How the coastline was formed

The entire Port Campbell National Park is sitting on ancient seabed made of Limestone that formed millions years ago.

Around 20 million years ago, this entire coastline was deep under water. Plant and and fish that died and sunk to the bottom of the ocean, alongside other ocean debris and sand from rivers all compacted from the pressure of the water to form the Sandstone & Limestone. Limestone is Sandstone (sedimentary rock) with 50% or more of it being fossils.

The ocean eventually retreated and then begun to erode the coastline to form the rugged cliffs and stone formations that exist today. The current water level was reached around 6,000 years ago after the last Ice Age.

At first, the water and wind creates caves in the cliffs.
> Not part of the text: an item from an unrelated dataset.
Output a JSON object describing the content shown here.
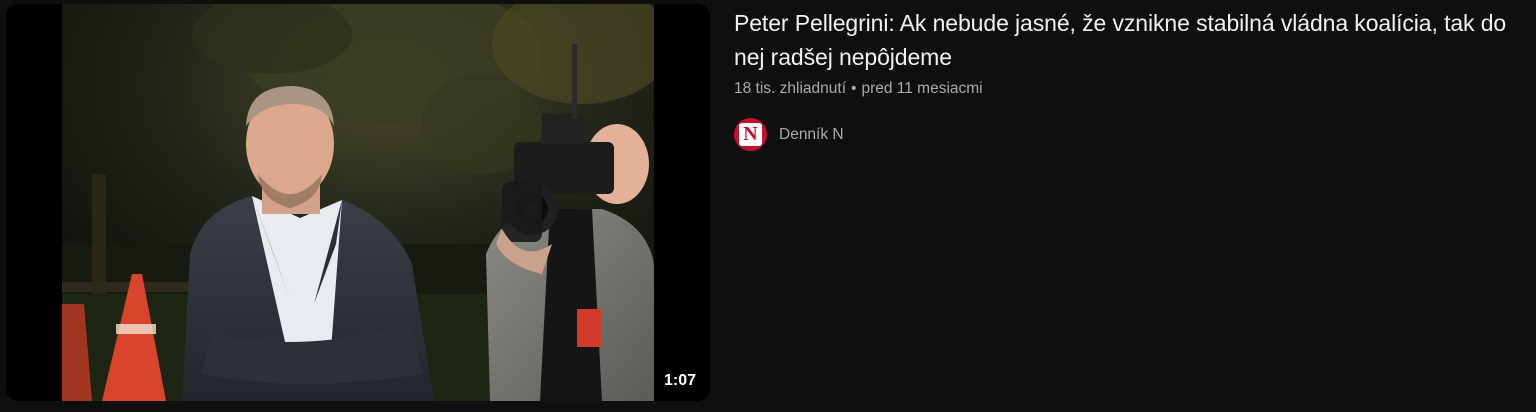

Weak stone erodes and huge tunnels can be formed that go for hundreds of metres into the land. With a bit of luck, a whole area will crumble away and leave just the entrance to tunnel, which then looks like a huge arch such as the London Bridge. With more time, the centre of the arch will collapse and ‘stacks’ are left, just like the Apostles.
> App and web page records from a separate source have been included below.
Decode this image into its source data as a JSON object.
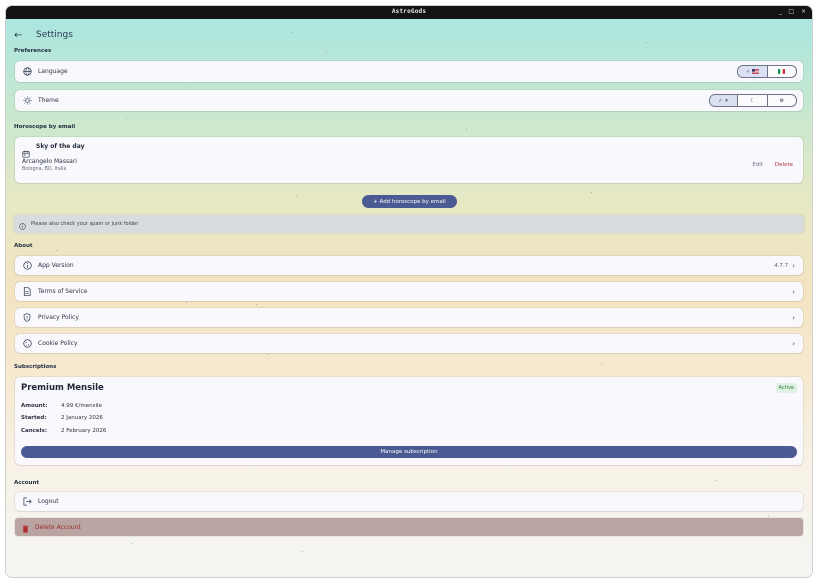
{
  "window": {
    "title": "AstroGods",
    "controls": [
      "_",
      "□",
      "×"
    ]
  },
  "header": {
    "back_icon": "arrow-left-icon",
    "title": "Settings"
  },
  "preferences": {
    "label": "Preferences",
    "language": {
      "label": "Language",
      "icon": "globe-icon",
      "options": [
        "✓",
        "IT"
      ],
      "selected": "English (US)"
    },
    "theme": {
      "label": "Theme",
      "icon": "sun-icon",
      "options": [
        "light",
        "dark",
        "system"
      ],
      "selected": "light"
    }
  },
  "horoscope": {
    "label": "Horoscope by email",
    "card": {
      "title": "Sky of the day",
      "name": "Arcangelo Massari",
      "location": "Bologna, BO, Italia",
      "edit_label": "Edit",
      "delete_label": "Delete"
    },
    "add_button": "+ Add horoscope by email",
    "notice": "Please also check your spam or junk folder"
  },
  "about": {
    "label": "About",
    "items": [
      {
        "label": "App Version",
        "icon": "info-icon",
        "value": "4.7.7"
      },
      {
        "label": "Terms of Service",
        "icon": "document-icon",
        "value": ""
      },
      {
        "label": "Privacy Policy",
        "icon": "shield-icon",
        "value": ""
      },
      {
        "label": "Cookie Policy",
        "icon": "cookie-icon",
        "value": ""
      }
    ]
  },
  "subscriptions": {
    "label": "Subscriptions",
    "plan": "Premium Mensile",
    "status": "Active",
    "amount_label": "Amount:",
    "amount": "4.99 €/mensile",
    "started_label": "Started:",
    "started": "2 January 2026",
    "cancels_label": "Cancels:",
    "cancels": "2 February 2026",
    "manage_button": "Manage subscription"
  },
  "account": {
    "label": "Account",
    "logout": "Logout",
    "delete": "Delete Account"
  },
  "colors": {
    "accent": "#4a5a93",
    "danger_text": "#9d2c2c",
    "active_badge": "#2d7a3b"
  }
}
Port Campbell National Park Coastline

Accommodation & places to stay

As the Port Campbell National Park is worth spending a few days at and is around 3 hours west of Melbourne, you’ll be needing somewhere to spend one or a few nights.

There are several towns in and around the Port Campbell National Park and almost 100 campgrounds with-in 100kms of the park, so there are plenty of options to chose from.

Port Campbell is the main town inside the national park. It has dozens of accommodation options, from luxury holiday homes to beautiful boutique hotels. You’ll also find more cost effective options, such as the camping park and backpackers hostel.

Camping in the Port Campbell National Park

Other than the dozens of campsites in national and state parks near the Port Campbell National Park, there are a huge amount of options for camping right in the Port Campbell NP itself, although they will be at private camping parks.

You can drive straight into Port Campbell where you’ll find some large and busy private camping parks, otherwise for somewhere with facilities but with a little bit more of a remote feeling, head ten minutes to the east of Port Campbell to Princetown.

There are two main campgrounds in Princetown. The Apostles Camping Park is in the centre of Princetown, opposite the 12 Apostles Inn, which has decent affordable accommodation. Here, you can pull in your caravan, set up a tent or rent a cabin. The Apostles Camping Park is super neat, very well kept, comes with nice views of the Princetown wetlands. The facilities are clean and in good working order.

Next to the Gellibrand River, between the centre of Princetown and the beach is the Princetown Recreation Reserve. This is the most affordable camping option where you can set up a tent on the old cricket oval, camping beside the Kangaroos with the mighty roar of the Southern Ocean crashing into the nearby Gellibrand River Mouth to nurse you through the night.